In addition, the number of people who are seriously injured on our roads is also in decline though the numbers of people being hurt on motorways is rising.

This is no reason for complacency however and there’s no doubt that the introduction of safety procedures by many firms has had an impact.

Dave Richards, of AADriveTech said fleet managers should welcome the figures and be aware of the rise in injuries on motorways, the first time there’s been an increase since 2005.

He added: “The reasons for this rise are not clear yet and the motorways are statistically our safest roads, it is food for thought for those involved in driver training.”

The risk to employees has been recognised by the government which says that the cost to employers is around £2.7billion a year for employees involved in road smashes.

Risks to employees who drive regularly

There’s no doubt that in preventing crashes and scrapes, a business can benefit financially through lower insurance premiums, improved staff morale and have a better reputation on the roads.
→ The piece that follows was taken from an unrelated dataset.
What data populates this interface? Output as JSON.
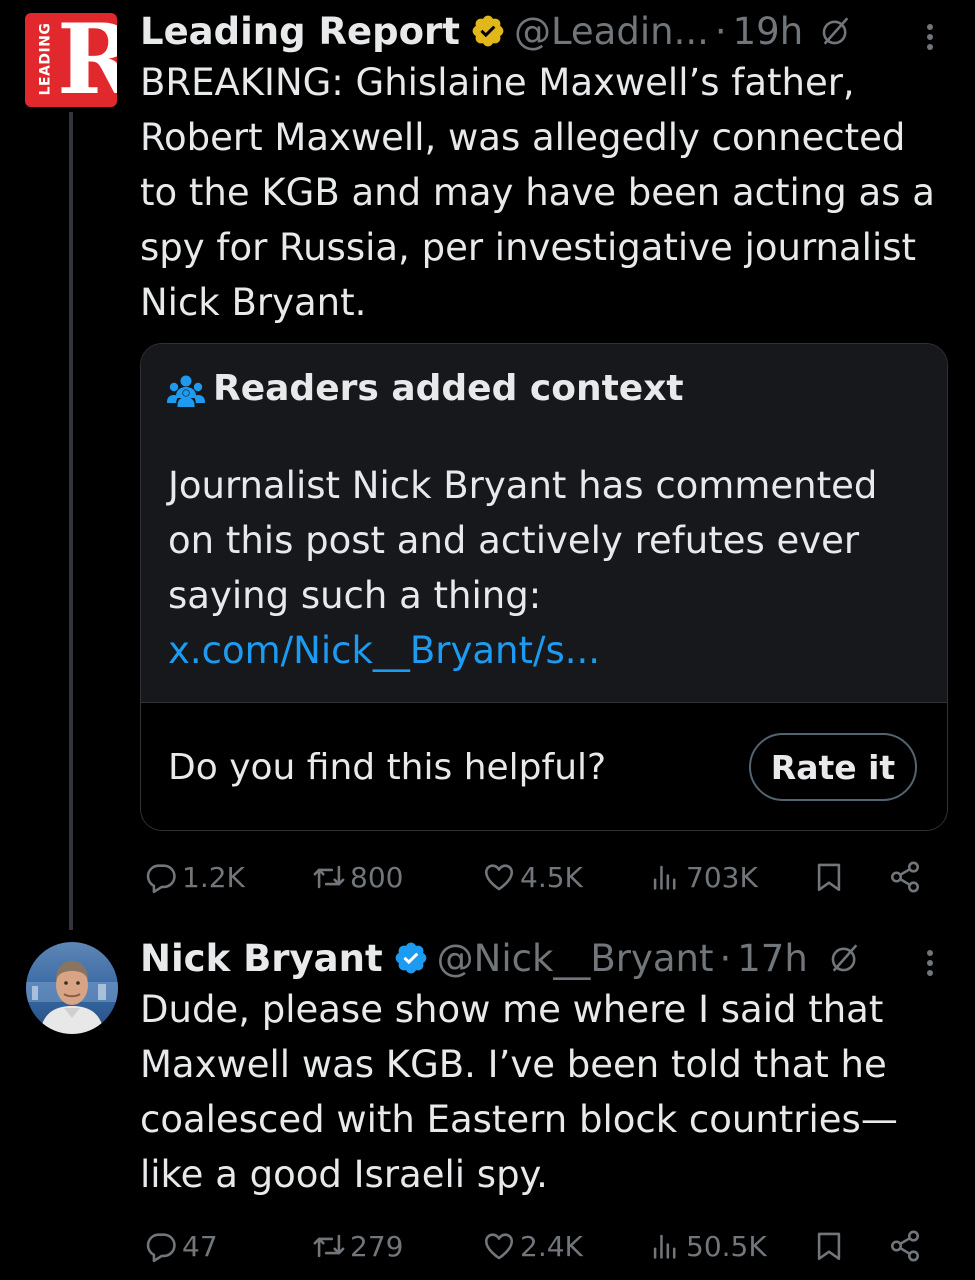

There’s also a question of reducing greatly lost time through dealing with accidents and injuries.

Now small and medium-sized firms can avoid the costly effects of crashes by using a series of free webinars, resources and events which have been launched by Brake.

Supported by the Department for Transport, they will raise awareness of the risks that come with driving for work, and the employer’s responsibility in managing those risks and how they can be managed effectively on a budget.

Ellie Pearson, who is responsible for professional engagement at the charity, said: “It’s vital for businesses with staff who drive for work to manage this risk as it is the most dangerous thing many people do at work.

“Ensuring the safety of any staff who drive for work will also deliver significant business benefits but we know small and medium firms face challenges in addressing this issue and these events and tools will give simple tried and tested steps firms can take.”



The Health and Safety Executive has a very useful document called ‘Driving at Work – Managing work-related road safety‘.

The road safety charity Brake also provides some very useful information for professional drivers and their employers.